Houston's Giles Barnes hopes the passion in the stands spurs the Dynamo to a derby win

Kinnear: "I think it brings out the best in players emotionally and in their competitiveness"

Using the word "derby" to describe a sporting contest between local rivals can be traced all the way back to 19th-century England. The Texas Derby is a much more recent creation, of course, but it can already boast a tradition of intense and dramatic contests watched by large, noisy crowds.

Giles Barnes hopes that high decibel levels from the Dynamo's "twelfth man" will spur the home team to victory when FC Dallas visit BBVA Compass Stadium on Saturday night (7 p.m. CT, TICKETS).

"It's always a good atmosphere at the stadium—they're our twelfth man, so when it's going against us a little bit, a few challenges, a few decisions, they're always there backing us up. It can add to the spice," said the striker.

Barnes used to play for Derby County—the club from the British city that, according to one theory, gave birth to the term "derby" when neighboring teams there played each other on a regular basis.

The only history lesson that really matters to Texas soccer aficionados is that Houston are 9-4-7 all-time in regular-season fixtures against Dallas and 6-1-3 at home. The sole Dallas victory on Houstonian soil is a 1-0 win at Robertson Stadium in May, 2010. But Dallas did beat Dominic Kinnear's men twice last year in Frisco: 3-2 in MLS and 3-0 in the U.S. Open Cup.

With the teams in different conferences, Saturday's match is the only MLS meeting this season—unless both sides make it to MLS Cup, that is. "I enjoy these games, I wish we played Dallas more during the season but that's the way things have lined up. I think it brings out the best in players emotionally and in their competitiveness," said Kinnear.

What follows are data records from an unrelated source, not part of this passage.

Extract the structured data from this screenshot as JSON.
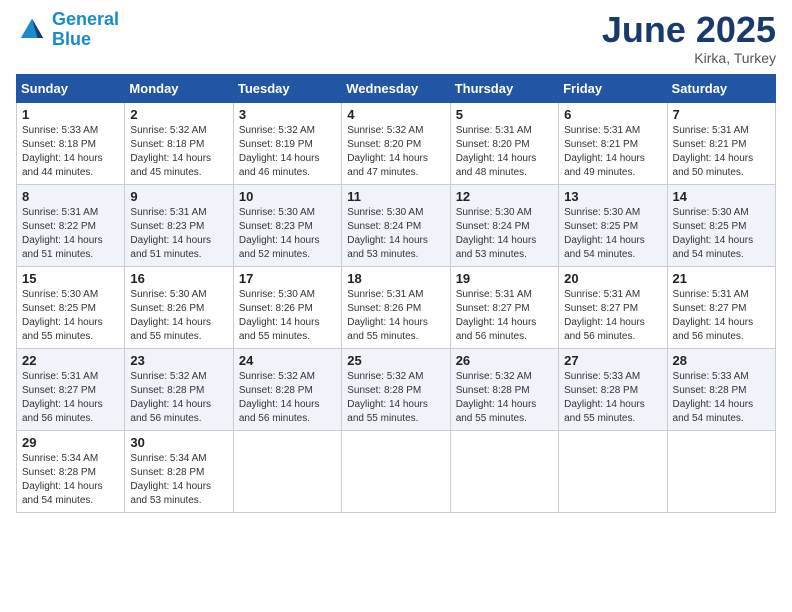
{
  "header": {
    "logo_line1": "General",
    "logo_line2": "Blue",
    "month_title": "June 2025",
    "location": "Kirka, Turkey"
  },
  "weekdays": [
    "Sunday",
    "Monday",
    "Tuesday",
    "Wednesday",
    "Thursday",
    "Friday",
    "Saturday"
  ],
  "weeks": [
    [
      {
        "day": "1",
        "sunrise": "5:33 AM",
        "sunset": "8:18 PM",
        "daylight": "14 hours and 44 minutes."
      },
      {
        "day": "2",
        "sunrise": "5:32 AM",
        "sunset": "8:18 PM",
        "daylight": "14 hours and 45 minutes."
      },
      {
        "day": "3",
        "sunrise": "5:32 AM",
        "sunset": "8:19 PM",
        "daylight": "14 hours and 46 minutes."
      },
      {
        "day": "4",
        "sunrise": "5:32 AM",
        "sunset": "8:20 PM",
        "daylight": "14 hours and 47 minutes."
      },
      {
        "day": "5",
        "sunrise": "5:31 AM",
        "sunset": "8:20 PM",
        "daylight": "14 hours and 48 minutes."
      },
      {
        "day": "6",
        "sunrise": "5:31 AM",
        "sunset": "8:21 PM",
        "daylight": "14 hours and 49 minutes."
      },
      {
        "day": "7",
        "sunrise": "5:31 AM",
        "sunset": "8:21 PM",
        "daylight": "14 hours and 50 minutes."
      }
    ],
    [
      {
        "day": "8",
        "sunrise": "5:31 AM",
        "sunset": "8:22 PM",
        "daylight": "14 hours and 51 minutes."
      },
      {
        "day": "9",
        "sunrise": "5:31 AM",
        "sunset": "8:23 PM",
        "daylight": "14 hours and 51 minutes."
      },
      {
        "day": "10",
        "sunrise": "5:30 AM",
        "sunset": "8:23 PM",
        "daylight": "14 hours and 52 minutes."
      },
      {
        "day": "11",
        "sunrise": "5:30 AM",
        "sunset": "8:24 PM",
        "daylight": "14 hours and 53 minutes."
      },
      {
        "day": "12",
        "sunrise": "5:30 AM",
        "sunset": "8:24 PM",
        "daylight": "14 hours and 53 minutes."
      },
      {
        "day": "13",
        "sunrise": "5:30 AM",
        "sunset": "8:25 PM",
        "daylight": "14 hours and 54 minutes."
      },
      {
        "day": "14",
        "sunrise": "5:30 AM",
        "sunset": "8:25 PM",
        "daylight": "14 hours and 54 minutes."
      }
    ],
    [
      {
        "day": "15",
        "sunrise": "5:30 AM",
        "sunset": "8:25 PM",
        "daylight": "14 hours and 55 minutes."
      },
      {
        "day": "16",
        "sunrise": "5:30 AM",
        "sunset": "8:26 PM",
        "daylight": "14 hours and 55 minutes."
      },
      {
        "day": "17",
        "sunrise": "5:30 AM",
        "sunset": "8:26 PM",
        "daylight": "14 hours and 55 minutes."
      },
      {
        "day": "18",
        "sunrise": "5:31 AM",
        "sunset": "8:26 PM",
        "daylight": "14 hours and 55 minutes."
      },
      {
        "day": "19",
        "sunrise": "5:31 AM",
        "sunset": "8:27 PM",
        "daylight": "14 hours and 56 minutes."
      },
      {
        "day": "20",
        "sunrise": "5:31 AM",
        "sunset": "8:27 PM",
        "daylight": "14 hours and 56 minutes."
      },
      {
        "day": "21",
        "sunrise": "5:31 AM",
        "sunset": "8:27 PM",
        "daylight": "14 hours and 56 minutes."
      }
    ],
    [
      {
        "day": "22",
        "sunrise": "5:31 AM",
        "sunset": "8:27 PM",
        "daylight": "14 hours and 56 minutes."
      },
      {
        "day": "23",
        "sunrise": "5:32 AM",
        "sunset": "8:28 PM",
        "daylight": "14 hours and 56 minutes."
      },
      {
        "day": "24",
        "sunrise": "5:32 AM",
        "sunset": "8:28 PM",
        "daylight": "14 hours and 56 minutes."
      },
      {
        "day": "25",
        "sunrise": "5:32 AM",
        "sunset": "8:28 PM",
        "daylight": "14 hours and 55 minutes."
      },
      {
        "day": "26",
        "sunrise": "5:32 AM",
        "sunset": "8:28 PM",
        "daylight": "14 hours and 55 minutes."
      },
      {
        "day": "27",
        "sunrise": "5:33 AM",
        "sunset": "8:28 PM",
        "daylight": "14 hours and 55 minutes."
      },
      {
        "day": "28",
        "sunrise": "5:33 AM",
        "sunset": "8:28 PM",
        "daylight": "14 hours and 54 minutes."
      }
    ],
    [
      {
        "day": "29",
        "sunrise": "5:34 AM",
        "sunset": "8:28 PM",
        "daylight": "14 hours and 54 minutes."
      },
      {
        "day": "30",
        "sunrise": "5:34 AM",
        "sunset": "8:28 PM",
        "daylight": "14 hours and 53 minutes."
      },
      null,
      null,
      null,
      null,
      null
    ]
  ]
}
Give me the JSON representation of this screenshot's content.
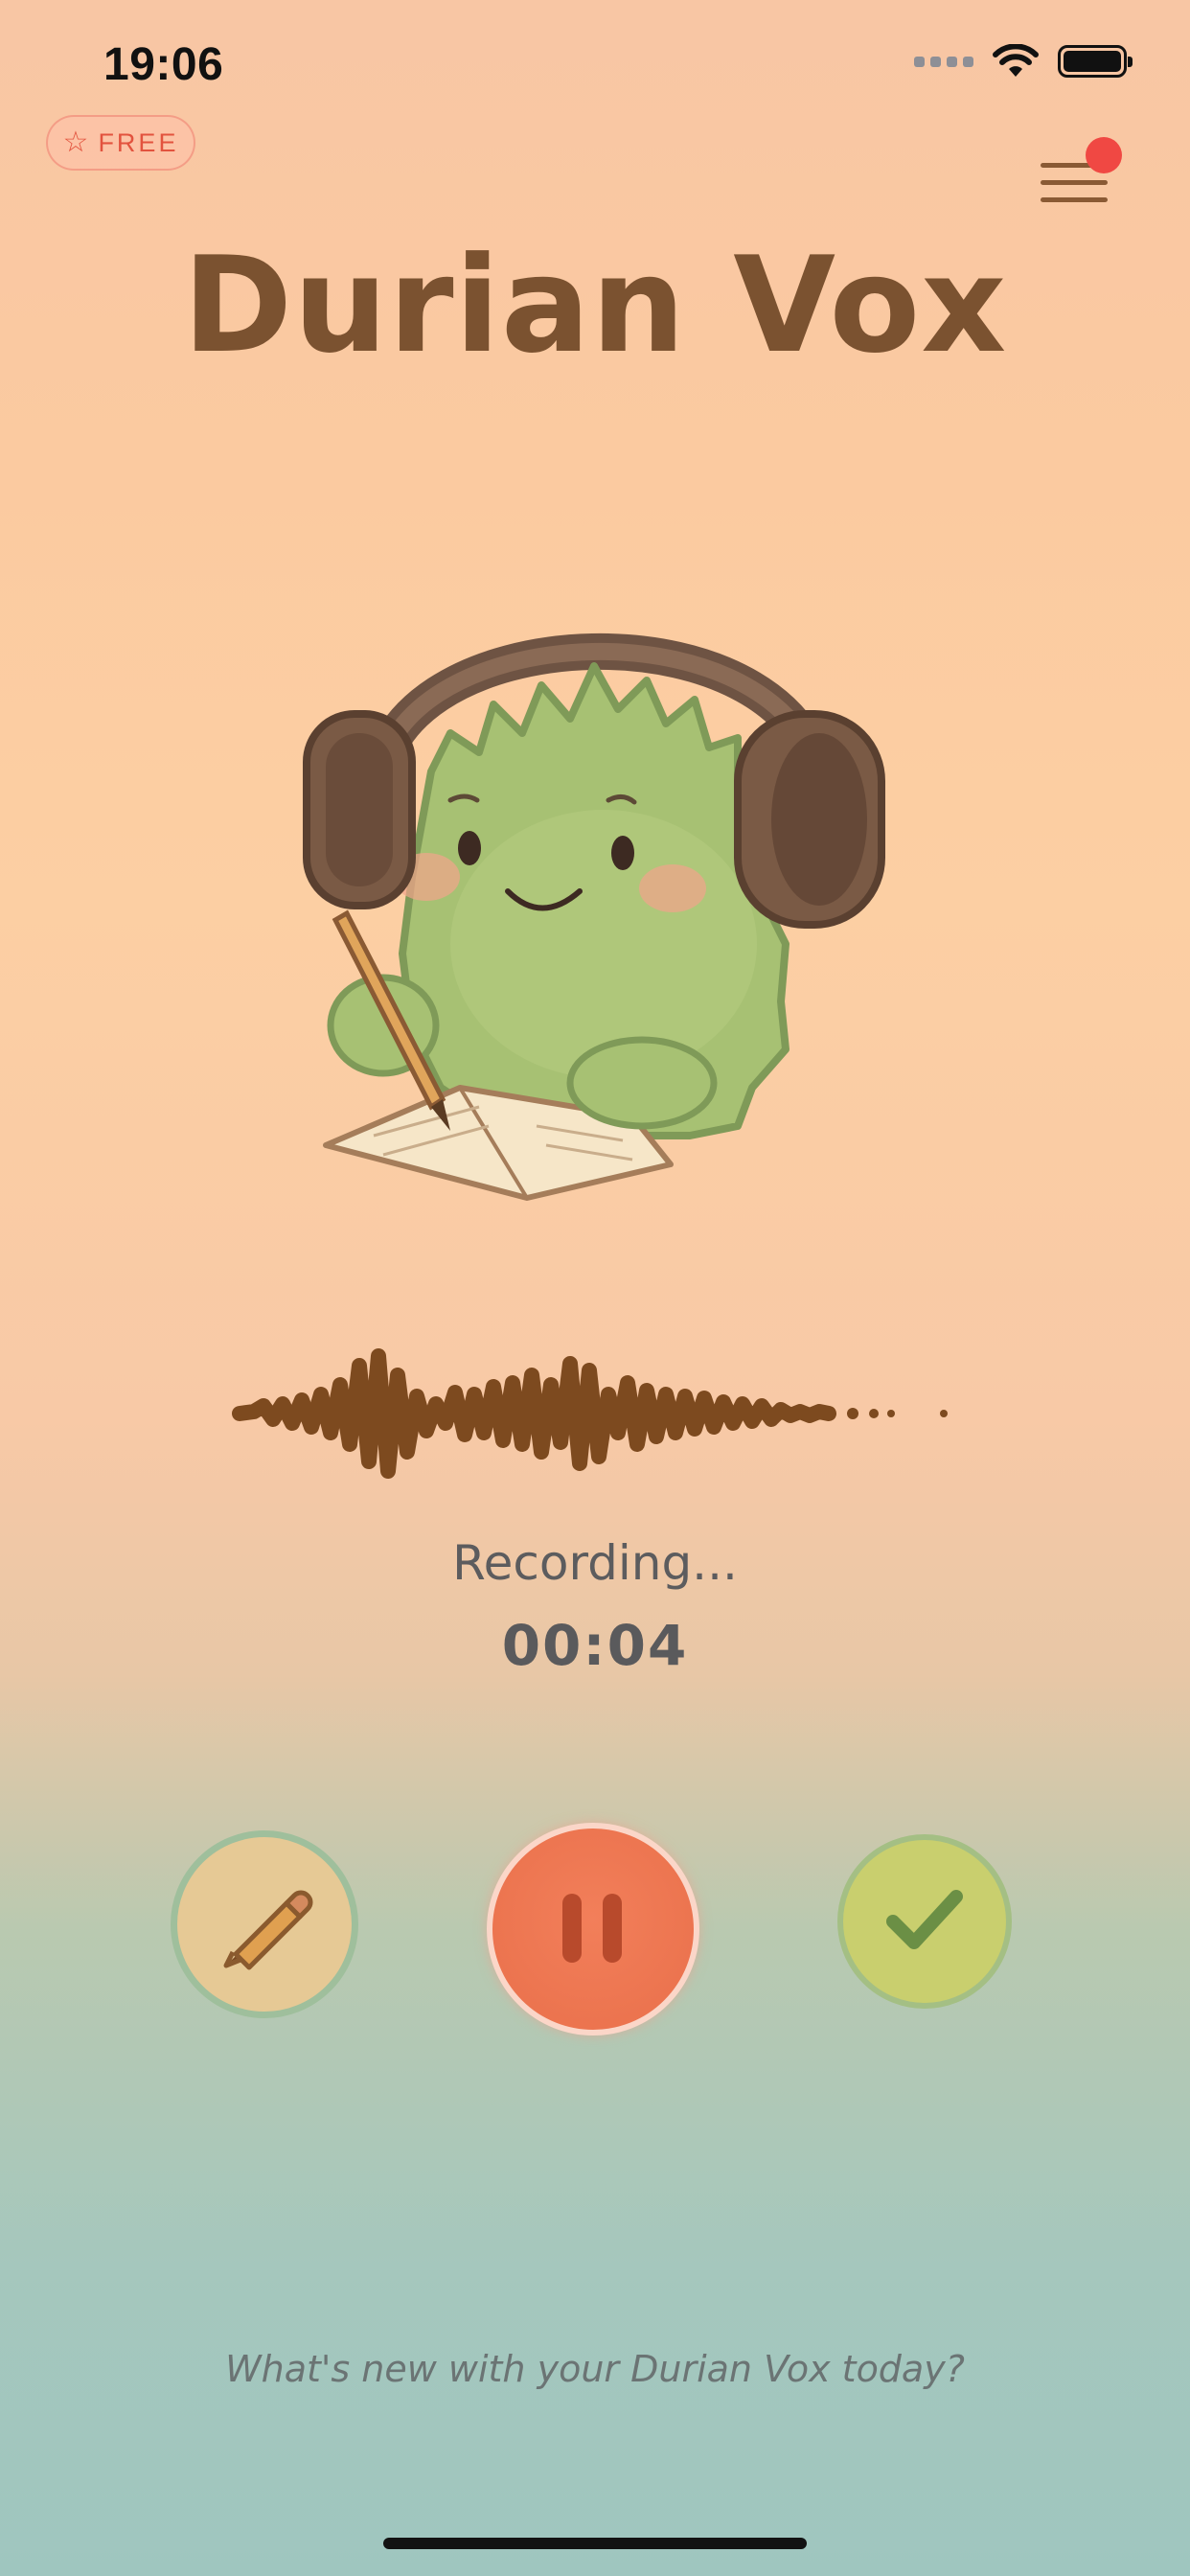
{
  "status_bar": {
    "time": "19:06",
    "icons": [
      "signal-icon",
      "wifi-icon",
      "battery-icon"
    ]
  },
  "badge": {
    "icon": "star-icon",
    "label": "FREE"
  },
  "menu": {
    "icon": "menu-icon",
    "has_notification": true
  },
  "header": {
    "title": "Durian Vox"
  },
  "mascot": {
    "icon": "durian-mascot-with-headphones"
  },
  "recording": {
    "status": "Recording...",
    "timer": "00:04"
  },
  "controls": {
    "edit_icon": "pencil-icon",
    "pause_icon": "pause-icon",
    "done_icon": "checkmark-icon"
  },
  "prompt": {
    "text": "What's new with your Durian Vox today?"
  },
  "colors": {
    "accent_orange": "#ec744f",
    "title_brown": "#7b5230",
    "badge_red": "#e2533e",
    "notification_red": "#f04843",
    "done_green": "#c9cf6e",
    "edit_tan": "#e6c995"
  }
}
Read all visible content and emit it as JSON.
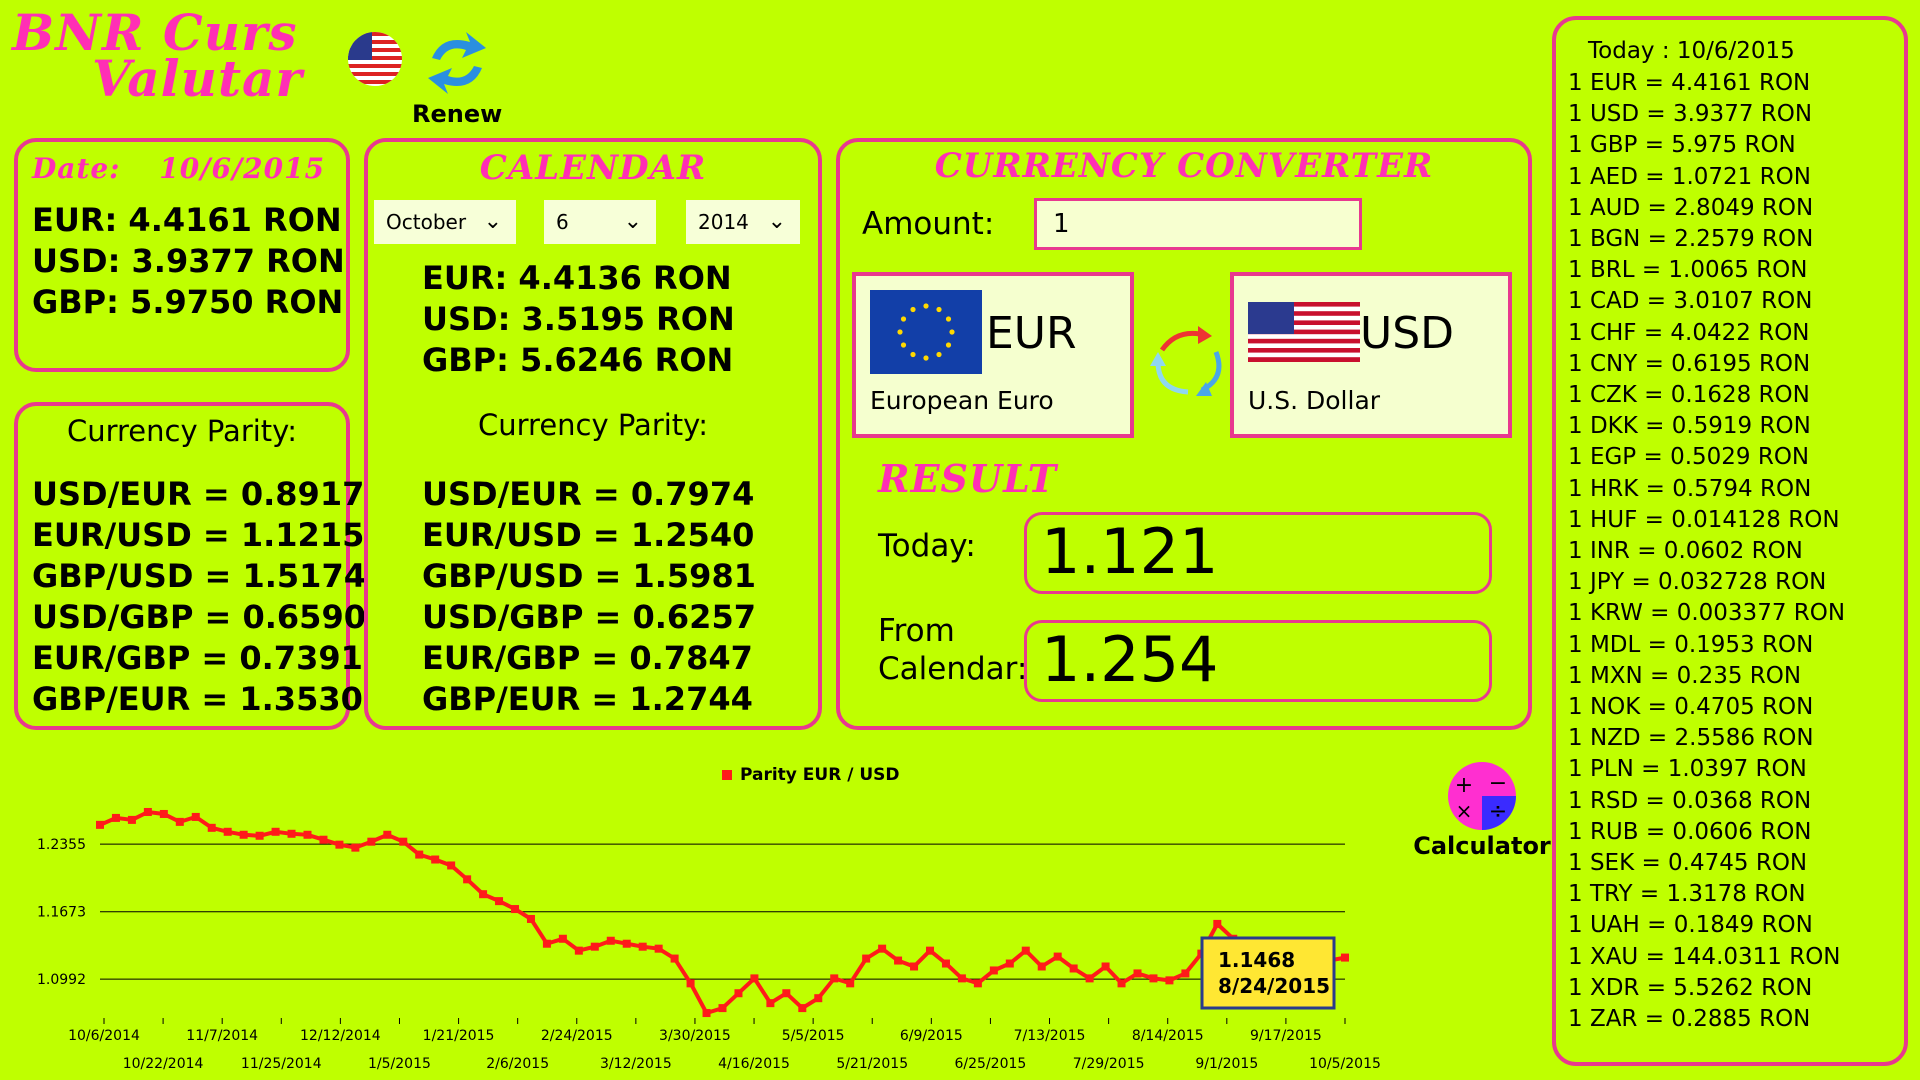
{
  "app": {
    "title_line1": "BNR Curs",
    "title_line2": "Valutar",
    "renew_label": "Renew",
    "calculator_label": "Calculator"
  },
  "today_panel": {
    "date_label": "Date:",
    "date": "10/6/2015",
    "rates": [
      "EUR: 4.4161 RON",
      "USD: 3.9377 RON",
      "GBP: 5.9750 RON"
    ]
  },
  "today_parity": {
    "title": "Currency Parity:",
    "lines": [
      "USD/EUR = 0.8917",
      "EUR/USD = 1.1215",
      "GBP/USD = 1.5174",
      "USD/GBP = 0.6590",
      "EUR/GBP = 0.7391",
      "GBP/EUR = 1.3530"
    ]
  },
  "calendar": {
    "title": "CALENDAR",
    "month": "October",
    "day": "6",
    "year": "2014",
    "rates": [
      "EUR: 4.4136 RON",
      "USD: 3.5195 RON",
      "GBP: 5.6246 RON"
    ],
    "parity_title": "Currency Parity:",
    "parity_lines": [
      "USD/EUR = 0.7974",
      "EUR/USD = 1.2540",
      "GBP/USD = 1.5981",
      "USD/GBP = 0.6257",
      "EUR/GBP = 0.7847",
      "GBP/EUR = 1.2744"
    ]
  },
  "converter": {
    "title": "CURRENCY CONVERTER",
    "amount_label": "Amount:",
    "amount_value": "1",
    "from_code": "EUR",
    "from_name": "European Euro",
    "to_code": "USD",
    "to_name": "U.S. Dollar",
    "result_title": "RESULT",
    "today_label": "Today:",
    "today_value": "1.121",
    "from_calendar_label_1": "From",
    "from_calendar_label_2": "Calendar:",
    "from_calendar_value": "1.254"
  },
  "rates_list": {
    "header": "Today : 10/6/2015",
    "items": [
      "1 EUR = 4.4161 RON",
      "1 USD = 3.9377 RON",
      "1 GBP = 5.975 RON",
      "1 AED = 1.0721 RON",
      "1 AUD = 2.8049 RON",
      "1 BGN = 2.2579 RON",
      "1 BRL = 1.0065 RON",
      "1 CAD = 3.0107 RON",
      "1 CHF = 4.0422 RON",
      "1 CNY = 0.6195 RON",
      "1 CZK = 0.1628 RON",
      "1 DKK = 0.5919 RON",
      "1 EGP = 0.5029 RON",
      "1 HRK = 0.5794 RON",
      "1 HUF = 0.014128 RON",
      "1 INR = 0.0602 RON",
      "1 JPY = 0.032728 RON",
      "1 KRW = 0.003377 RON",
      "1 MDL = 0.1953 RON",
      "1 MXN = 0.235 RON",
      "1 NOK = 0.4705 RON",
      "1 NZD = 2.5586 RON",
      "1 PLN = 1.0397 RON",
      "1 RSD = 0.0368 RON",
      "1 RUB = 0.0606 RON",
      "1 SEK = 0.4745 RON",
      "1 TRY = 1.3178 RON",
      "1 UAH = 0.1849 RON",
      "1 XAU = 144.0311 RON",
      "1 XDR = 5.5262 RON",
      "1 ZAR = 0.2885 RON"
    ]
  },
  "chart_data": {
    "type": "line",
    "legend": "Parity EUR / USD",
    "series_color": "#ff1a1a",
    "y_ticks": [
      "1.2355",
      "1.1673",
      "1.0992"
    ],
    "y_tick_values": [
      1.2355,
      1.1673,
      1.0992
    ],
    "ylim": [
      1.06,
      1.27
    ],
    "x_labels_top": [
      "10/6/2014",
      "11/7/2014",
      "12/12/2014",
      "1/21/2015",
      "2/24/2015",
      "3/30/2015",
      "5/5/2015",
      "6/9/2015",
      "7/13/2015",
      "8/14/2015",
      "9/17/2015"
    ],
    "x_labels_bottom": [
      "10/22/2014",
      "11/25/2014",
      "1/5/2015",
      "2/6/2015",
      "3/12/2015",
      "4/16/2015",
      "5/21/2015",
      "6/25/2015",
      "7/29/2015",
      "9/1/2015",
      "10/5/2015"
    ],
    "values": [
      1.255,
      1.262,
      1.26,
      1.268,
      1.266,
      1.258,
      1.263,
      1.252,
      1.248,
      1.245,
      1.244,
      1.248,
      1.246,
      1.245,
      1.24,
      1.235,
      1.232,
      1.238,
      1.245,
      1.238,
      1.225,
      1.22,
      1.214,
      1.2,
      1.185,
      1.178,
      1.17,
      1.16,
      1.135,
      1.14,
      1.128,
      1.132,
      1.138,
      1.135,
      1.132,
      1.13,
      1.12,
      1.095,
      1.065,
      1.07,
      1.085,
      1.1,
      1.075,
      1.085,
      1.07,
      1.08,
      1.1,
      1.095,
      1.12,
      1.13,
      1.118,
      1.112,
      1.128,
      1.115,
      1.1,
      1.095,
      1.108,
      1.115,
      1.128,
      1.112,
      1.122,
      1.11,
      1.1,
      1.112,
      1.095,
      1.105,
      1.1,
      1.098,
      1.105,
      1.125,
      1.155,
      1.14,
      1.13,
      1.13,
      1.128,
      1.122,
      1.12,
      1.118,
      1.121
    ],
    "tooltip_value": "1.1468",
    "tooltip_date": "8/24/2015"
  }
}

Texas's two biggest metropolitan areas are about 250 miles apart and that relatively small distance means that a good number of visiting fans usually make the journey and enhance the atmosphere.

"I think both teams over the years have done a good job of bringing the traveling fans and bringing a little bit more excitement, a little bit more emotion to the game. I think that does filter down to the field. The fans don't play but they do have a part to play," added the Dynamo head coach.

For those on the field, it's about striking a balance: harnessing the extra energy and the boiling-point passion while keeping their cool and not losing focus. "Over the years we've had some fiery games," Kinnear said.

"Always the most important thing is the game and the result and not to get caught up in it. I don't think guys have. I think sometimes individuals get on each others' nerves on both sides of it but as long as the team perspective is the most important thing then you get through the game unscathed."

The Dynamo won their first two fixtures of 2014 before losing 2-1 to the Vancouver Whitecaps on the road last Saturday. "The goals we gave up were our own doing so that can be fixed, which is a good thing. It's not like we were being carved apart," said Barnes. "You saw our fight to get back and we had them on the ropes towards the end of the game as well so that's the never-say-die spirit of this team."

Dallas will feel they have a good chance of improving their record against the Dynamo. They have won three and drawn one of their first four games this season, scoring an MLS-high nine goals. Two have come from attacking midfielder Mauro Diaz, who on Thursday was named March's Etihad Airways MLS Player of the Month.

While the visitors have a couple of injury doubts, the only Dynamo player listed as out on the official injury report is defender Eric Brunner, who has a right ankle sprain. Winger Tony Cascio is edging closer to a return to action. The loan signing from the Colorado Rapids has not featured since opening day when he was forced off against the New England Revolution with a knee injury.

Whether he is involved or not, he is looking forward to his first Texas Derby experience and a reunion with new Dallas head coach Óscar Pareja, who was formerly in charge at Dick's Sporting Goods Park.

"Tactically he just wants to play, one- and two-touch movement, defensively he wants to have his guys be tough. So it's going to be a physical game," said Cascio. "I think we're ready for it. The fans play a big part. I think it's huge, we play off that when we're out there and we hear the fans that have your back, it's huge, it helps a lot."

Saturday's match is the first of a BBVA Compass Stadium doubleheader for ticketholders, with new National Women's Soccer League franchise the Houston Dash scheduled to face the Houston Aces in a preseason game about 30 minutes after the destiny of El Capitan has been decided.

Tom Dart is a contributing writer to HoustonDynamo.com and HoustonDashSoccer.com. Former editor and reporter for The Times of London and reporter for SI.com, Dart currently freelances for The Guardian.